Rediscovering Brown Rice

Rice is a staple food for more than one and a half billion people. For many, a meal would not be complete without rice. There are over 120,000 known varieties of rice. Though white rice is the most common and preferred, there is a lot to be said about brown rice. This healthy grain has been available it seems since day one, it really became popular during 1960s and 1970s when organic and more health conscious diet started to take root.

I was always told that brown rice is better for you because of the vitamins in the hull. I tried this wholesome healthy grain in my early 20s (around late 70s, early 80s). I did not like the texture or the taste, I found, for me, it was an acquired taste (like whole wheat bread).

But now, brown rice is making a come back. Japan, a huge consumer of white rice, is creating some exciting recipes using brown rice. Since writing about dishes served over rice, and learning about its come back, I decided to re-explore this healthy grain.

My first positive experience with brown rice was at a high end Chinese restaurant that offered brown or white rice. I saw a bowl go by on a tray and thought it was fried rice. Our waiter told us it was brown rice. He told me that their version is actually very good and recommended it. Feeling adventurous, I thought I would try it again. I found the texture wonderful! It was nothing like my early experience. It started me wondering if it may be time to re-explore this not so new grain and the wonderful recipes that uses it.

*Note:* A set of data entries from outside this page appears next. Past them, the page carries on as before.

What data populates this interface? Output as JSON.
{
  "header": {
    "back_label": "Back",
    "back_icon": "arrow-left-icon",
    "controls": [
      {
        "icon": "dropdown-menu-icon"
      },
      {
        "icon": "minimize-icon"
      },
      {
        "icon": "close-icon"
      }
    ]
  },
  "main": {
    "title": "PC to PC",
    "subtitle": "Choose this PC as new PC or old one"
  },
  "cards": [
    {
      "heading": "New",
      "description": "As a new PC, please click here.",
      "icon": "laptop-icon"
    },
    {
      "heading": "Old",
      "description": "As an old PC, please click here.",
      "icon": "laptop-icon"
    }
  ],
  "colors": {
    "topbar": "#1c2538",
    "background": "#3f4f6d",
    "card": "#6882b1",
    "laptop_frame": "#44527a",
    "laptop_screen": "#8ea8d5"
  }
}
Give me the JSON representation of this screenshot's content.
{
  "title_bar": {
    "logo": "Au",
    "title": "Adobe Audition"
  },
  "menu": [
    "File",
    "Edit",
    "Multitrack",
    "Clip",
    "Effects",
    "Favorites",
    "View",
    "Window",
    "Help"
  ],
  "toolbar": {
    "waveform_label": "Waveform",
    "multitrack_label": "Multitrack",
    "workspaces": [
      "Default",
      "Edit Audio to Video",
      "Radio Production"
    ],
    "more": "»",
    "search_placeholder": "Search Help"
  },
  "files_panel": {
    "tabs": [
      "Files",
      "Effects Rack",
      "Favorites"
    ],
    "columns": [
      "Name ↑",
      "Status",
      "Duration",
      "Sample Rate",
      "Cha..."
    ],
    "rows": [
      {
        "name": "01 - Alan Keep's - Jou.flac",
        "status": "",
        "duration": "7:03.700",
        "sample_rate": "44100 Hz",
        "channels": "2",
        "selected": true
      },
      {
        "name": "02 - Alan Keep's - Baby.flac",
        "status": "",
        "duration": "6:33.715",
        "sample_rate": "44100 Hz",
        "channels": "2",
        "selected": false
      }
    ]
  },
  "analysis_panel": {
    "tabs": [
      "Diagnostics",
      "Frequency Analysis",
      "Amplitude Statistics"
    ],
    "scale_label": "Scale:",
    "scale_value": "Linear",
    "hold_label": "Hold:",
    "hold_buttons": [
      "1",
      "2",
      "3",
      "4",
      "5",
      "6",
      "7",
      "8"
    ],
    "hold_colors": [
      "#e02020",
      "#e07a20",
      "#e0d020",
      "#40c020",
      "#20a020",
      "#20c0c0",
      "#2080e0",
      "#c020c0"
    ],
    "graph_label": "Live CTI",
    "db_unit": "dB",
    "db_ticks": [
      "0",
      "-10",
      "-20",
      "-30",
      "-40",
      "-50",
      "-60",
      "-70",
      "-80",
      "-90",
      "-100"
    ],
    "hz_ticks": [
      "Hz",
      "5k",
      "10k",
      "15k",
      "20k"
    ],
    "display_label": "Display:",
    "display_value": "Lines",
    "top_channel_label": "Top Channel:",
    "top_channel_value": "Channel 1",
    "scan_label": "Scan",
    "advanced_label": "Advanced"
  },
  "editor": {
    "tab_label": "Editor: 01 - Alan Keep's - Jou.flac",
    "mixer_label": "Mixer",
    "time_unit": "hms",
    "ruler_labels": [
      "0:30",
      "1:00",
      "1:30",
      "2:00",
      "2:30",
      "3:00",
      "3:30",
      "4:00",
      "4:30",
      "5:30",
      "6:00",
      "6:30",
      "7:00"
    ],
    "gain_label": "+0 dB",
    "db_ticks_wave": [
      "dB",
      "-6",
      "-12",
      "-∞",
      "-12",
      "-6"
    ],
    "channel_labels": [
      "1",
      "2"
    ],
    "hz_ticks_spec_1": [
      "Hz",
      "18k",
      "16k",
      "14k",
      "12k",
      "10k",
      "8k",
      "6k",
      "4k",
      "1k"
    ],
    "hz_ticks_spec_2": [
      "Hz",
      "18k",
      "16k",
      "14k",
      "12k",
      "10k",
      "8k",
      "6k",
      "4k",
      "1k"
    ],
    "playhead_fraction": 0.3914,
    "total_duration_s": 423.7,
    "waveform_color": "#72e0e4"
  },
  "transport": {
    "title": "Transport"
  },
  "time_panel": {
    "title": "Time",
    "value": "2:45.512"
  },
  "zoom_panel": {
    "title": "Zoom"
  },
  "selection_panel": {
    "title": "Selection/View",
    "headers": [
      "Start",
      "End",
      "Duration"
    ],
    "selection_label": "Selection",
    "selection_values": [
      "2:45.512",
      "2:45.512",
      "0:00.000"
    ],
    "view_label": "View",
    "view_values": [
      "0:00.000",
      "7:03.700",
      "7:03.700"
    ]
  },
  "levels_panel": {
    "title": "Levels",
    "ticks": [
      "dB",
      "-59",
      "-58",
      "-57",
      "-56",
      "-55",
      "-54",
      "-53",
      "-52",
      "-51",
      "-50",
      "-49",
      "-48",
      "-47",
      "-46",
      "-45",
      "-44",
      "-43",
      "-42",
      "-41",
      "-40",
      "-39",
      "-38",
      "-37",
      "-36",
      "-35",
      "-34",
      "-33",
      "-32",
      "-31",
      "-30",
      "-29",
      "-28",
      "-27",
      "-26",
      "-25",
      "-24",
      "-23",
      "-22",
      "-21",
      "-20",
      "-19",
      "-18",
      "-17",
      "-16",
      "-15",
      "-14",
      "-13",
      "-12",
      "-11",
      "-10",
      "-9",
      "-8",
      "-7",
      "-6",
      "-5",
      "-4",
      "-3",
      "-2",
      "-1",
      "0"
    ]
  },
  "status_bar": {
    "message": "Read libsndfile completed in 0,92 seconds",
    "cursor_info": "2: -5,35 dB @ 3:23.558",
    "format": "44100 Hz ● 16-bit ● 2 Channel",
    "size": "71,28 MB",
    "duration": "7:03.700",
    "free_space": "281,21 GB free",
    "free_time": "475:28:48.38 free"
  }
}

Brown rice is really just unhulled rice that contains the bran. This retains more of the vitamins and fiber. This gives a more nutty and chewy texture. Just like white rice, brown rice has several varieties. There are over 40 different varieties including short grain, medium and long grain. There are also different levels of stickiness as well. It has a higher nutritional value over white rice. It is full of fiber, oils, minerals and antioxidants compared to white rice. Because of the outer hull, cooking process takes longer than white rice (approximately 45-60 minutes).

There has been a lot of research into growing brown rice. There are several organic farms in California that specializes in growing this wonderful grain. These are small farms in contrast to the white rice farms. Brown rice takes longer to grow and harvest. In the past, growers were not allowing for this difference, hence, the experience we had during the first introduction. Brown rice farmers are allowing their rice to mature longer. Giving the grains a chance to acquire its more subtle and rich taste and texture. Changes in the removing or husking the inedible hulls help retain the fibrous bran layers that surround the grain. Because of the new cultivation and gently milled process, this produces a better tasting grain. Japan has also explored and created new milling techniques and cooking process to provide a better tasting grain.

The cooking process makes a huge difference in the texture and taste. In Japan, several restaurants are creating new cooking techniques and revamping recipes to accommodate brown rice’s texture and flavor. Cooking this grain well can be tricky. The goal is to soften the texture of each grain or rice. This makes the cooking process longer. But, you have to be careful that it does not come out mushy. Most packaged brown rice does not provide the best cooking method. The most recommended method is boiling the rice and then allowing it to simmer until all liquid is absorbed (approximately 40 minutes). This does not provide the best texture or taste. The best cooking method is a combination of boiling and steaming. Below is the perfect brown rice.

1 cup brown rice (short, medium or long grain) Kosher salt to taste 12 cups water

Rinse rice 3-4 times with cold water and allow to drain through a strainer. Bring the 12 cups of water to a boil in a large pot with a tight lid. Add the rice and continue to boil uncovered for 30 minutes. Pour the rice into a strainer over the sink. Allow to drain for approximately 10 seconds. Return the rice to the pot with the heat turned off. Cover the pot with the lid and allow it to steam for approximately 10 minutes. Fluff rice with a fork and season with salt if desired.

With its come back, it is no longer a substitute for white rice. With the new hulling and milling techniques and cooking process, this grain stands on its own. Calling for its own recipes that show cases its wonderful texture and flavor. Brown rice is not a side dish that just takes on the flavor of foods as white rice does. It is the star of its own recipes and plays a very distinct role. Good brown rice holds it own against bolder, meatier flavors. It holds up well in soups, hearty stews and aromatic braises. It can be fried in butter or oil as a delicious fritter.

I think about the brown rice I had back in the early days and compare it to today’s new and improved version. There is just no comparison. I am inspired to create dishes using this wonderful grain and exploring new flavors and textures. When I do, I shall post them to my blog and share my experience with you. I invite you to join me in rediscovering this wonderful grain called “brown rice”.